The answer - leak info about an almost laughable story about how that money was tabbed for Davis alone and no one else. Oddly the history (or perceived image) of Angelos looks like it is just enough to cast just a shadow of doubt the story might indeed be true.

For me, I am not buying it - I do believe that the Orioles will make an offer to one of the OF mentioned, and if we land one of them, it will be for below their expected signing.
As much as I'd like to see the roster take shape now, it makes more sense to wait out the market which is Duquette's MO anyway.

Matt Kremnitzer said...

I typically believe that things are much less sinister than they appear, and in this case it seems like the Orioles are trying to go beyond what they'd normally do to bring back a player the fans and owner really like. But should fans be expected to accept that? No way.

And to Anon No. 4: I'm still not sure how leaking this story helps them actually sign one of the expensive outfielders. They still have to outbid other teams. The most likely scenario is that they spread the money around on a couple more low- to mid-level signings and then call it a day. And that would be pretty disappointing, depending on the specific moves.

tony2302 said...

hey! it's Christmas and here is what i want from Santa.1: Davis fires Boras and accepts a shorter term contract for roughly 5/100M IF they agree to 1a: earmark the other 50M to improve the roster and 1b: give him a player option for a 6thyr.
2: Pete does this and also opens the purse a tad more to sign one more mid tier pitcher as the 50M will be to get an upper tier player.
like i said it's Christmas. maybe Pete will get into the seasonal spirit. lol.

Rob Jones said...

I am convinced as long as cheap ass Angelo's owns this team then we are destined to never win the series 150 million could bring in a lights out picher or even Upton.so looks like unless we sign Davis bargen basement shopping as ussual. What's up with all this masn money I for one have always refused to support masn as beat I can since as usual cheaper Angelo's is just making his own pockets fat and saying screw u again bmore.

Chicago Curmudgeon said...

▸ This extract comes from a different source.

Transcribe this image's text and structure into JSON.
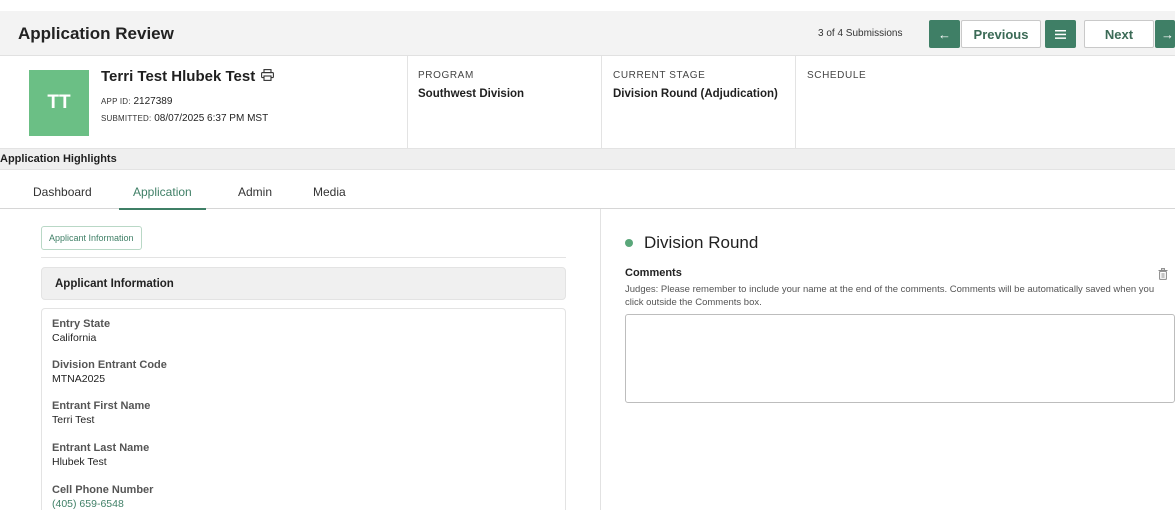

What is sad is that the team is too stingy to try, and too proud to rebuild. If they were finally building their international scouting and signing international minor league free agents and otherwise building their coaching of and scouting for minor league players I could see that as at least redirecting effort. In strategy they call this "stuck in the middle." It is a sad place of indecision.

Dustin said...

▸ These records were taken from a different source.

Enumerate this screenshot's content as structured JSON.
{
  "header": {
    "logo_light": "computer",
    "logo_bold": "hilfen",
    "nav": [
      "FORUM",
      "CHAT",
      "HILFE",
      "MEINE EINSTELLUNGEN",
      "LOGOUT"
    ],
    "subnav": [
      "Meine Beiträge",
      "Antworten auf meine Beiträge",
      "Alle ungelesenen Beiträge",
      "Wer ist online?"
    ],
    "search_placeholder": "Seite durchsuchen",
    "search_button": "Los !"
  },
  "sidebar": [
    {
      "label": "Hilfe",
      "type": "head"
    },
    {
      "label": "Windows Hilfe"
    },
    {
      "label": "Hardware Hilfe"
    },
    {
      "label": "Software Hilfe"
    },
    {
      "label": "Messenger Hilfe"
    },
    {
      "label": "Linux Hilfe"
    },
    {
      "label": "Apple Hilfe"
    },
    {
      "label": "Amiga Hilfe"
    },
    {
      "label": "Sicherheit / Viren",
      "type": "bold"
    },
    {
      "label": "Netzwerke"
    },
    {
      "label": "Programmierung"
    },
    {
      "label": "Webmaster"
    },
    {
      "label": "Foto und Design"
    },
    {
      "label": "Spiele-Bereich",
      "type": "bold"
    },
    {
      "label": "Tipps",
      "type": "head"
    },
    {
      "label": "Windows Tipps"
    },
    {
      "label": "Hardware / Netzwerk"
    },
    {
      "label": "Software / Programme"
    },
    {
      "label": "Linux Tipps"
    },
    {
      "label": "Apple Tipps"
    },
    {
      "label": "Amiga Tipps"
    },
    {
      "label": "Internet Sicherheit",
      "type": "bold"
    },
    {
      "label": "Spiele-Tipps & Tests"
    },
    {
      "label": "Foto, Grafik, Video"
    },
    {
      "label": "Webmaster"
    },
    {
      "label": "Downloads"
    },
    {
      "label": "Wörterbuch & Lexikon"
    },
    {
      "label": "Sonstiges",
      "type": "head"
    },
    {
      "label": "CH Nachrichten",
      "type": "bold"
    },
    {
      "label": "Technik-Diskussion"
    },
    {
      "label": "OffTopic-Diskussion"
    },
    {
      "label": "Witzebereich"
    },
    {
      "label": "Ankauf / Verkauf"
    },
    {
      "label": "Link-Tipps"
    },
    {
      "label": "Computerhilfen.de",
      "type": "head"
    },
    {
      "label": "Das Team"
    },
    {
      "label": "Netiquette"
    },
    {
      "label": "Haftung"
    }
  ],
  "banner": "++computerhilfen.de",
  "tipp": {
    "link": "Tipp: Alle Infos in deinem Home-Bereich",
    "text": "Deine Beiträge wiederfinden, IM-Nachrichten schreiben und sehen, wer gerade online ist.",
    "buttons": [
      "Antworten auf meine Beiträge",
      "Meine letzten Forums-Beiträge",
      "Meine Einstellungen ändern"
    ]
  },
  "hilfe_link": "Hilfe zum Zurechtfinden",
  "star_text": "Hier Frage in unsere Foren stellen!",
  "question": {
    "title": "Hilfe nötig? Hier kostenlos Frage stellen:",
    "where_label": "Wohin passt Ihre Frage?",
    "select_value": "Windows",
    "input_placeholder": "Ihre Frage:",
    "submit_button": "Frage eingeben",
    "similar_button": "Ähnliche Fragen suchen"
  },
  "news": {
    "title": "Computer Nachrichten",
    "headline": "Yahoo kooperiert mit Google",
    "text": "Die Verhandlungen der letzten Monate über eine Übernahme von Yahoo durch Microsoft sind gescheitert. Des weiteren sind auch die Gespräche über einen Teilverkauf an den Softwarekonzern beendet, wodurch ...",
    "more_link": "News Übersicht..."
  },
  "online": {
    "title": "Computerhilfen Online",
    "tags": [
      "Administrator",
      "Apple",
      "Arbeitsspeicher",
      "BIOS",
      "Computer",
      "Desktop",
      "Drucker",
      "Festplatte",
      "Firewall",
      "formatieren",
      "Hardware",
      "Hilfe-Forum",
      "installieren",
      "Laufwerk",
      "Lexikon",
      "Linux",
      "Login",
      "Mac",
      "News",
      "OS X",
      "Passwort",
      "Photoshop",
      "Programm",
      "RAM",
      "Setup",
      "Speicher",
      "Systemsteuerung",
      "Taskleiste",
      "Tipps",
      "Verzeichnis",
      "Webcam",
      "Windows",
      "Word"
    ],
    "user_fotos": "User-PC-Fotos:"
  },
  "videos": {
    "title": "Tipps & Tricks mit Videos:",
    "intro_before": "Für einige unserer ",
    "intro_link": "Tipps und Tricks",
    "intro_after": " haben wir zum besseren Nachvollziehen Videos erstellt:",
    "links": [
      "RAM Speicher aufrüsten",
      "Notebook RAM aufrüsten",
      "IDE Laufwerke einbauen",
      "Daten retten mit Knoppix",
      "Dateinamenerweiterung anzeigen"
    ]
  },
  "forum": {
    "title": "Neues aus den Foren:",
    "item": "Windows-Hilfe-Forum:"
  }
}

@Chicago Curmudgeon

While I would have agreed with this opinion a few years ago, I don't know if the climate is the same as it used to be. Especially not the way that the American League is projecting to be. Not all the moves have been made, and so there are some teams that could distance themselves one way or the other moving into ST, but man... It really looks like every single team in the AL could have a realistic chance of making the playoffs this season.

I really do think that any team projected for 80 or more wins can find themselves in the thick of it. Some good sequencing or some fortuitous 'luck' can really be the difference between a team that wins 82 games and a team that wins 87 games and catching the last playoff spot. So, from the Orioles standpoint, I don't think there's any reason to tear things down right now. That being said, I don't think this team is going to the playoffs, and losing Davis (or signing Davis, really) wouldn't be the difference, ultimately.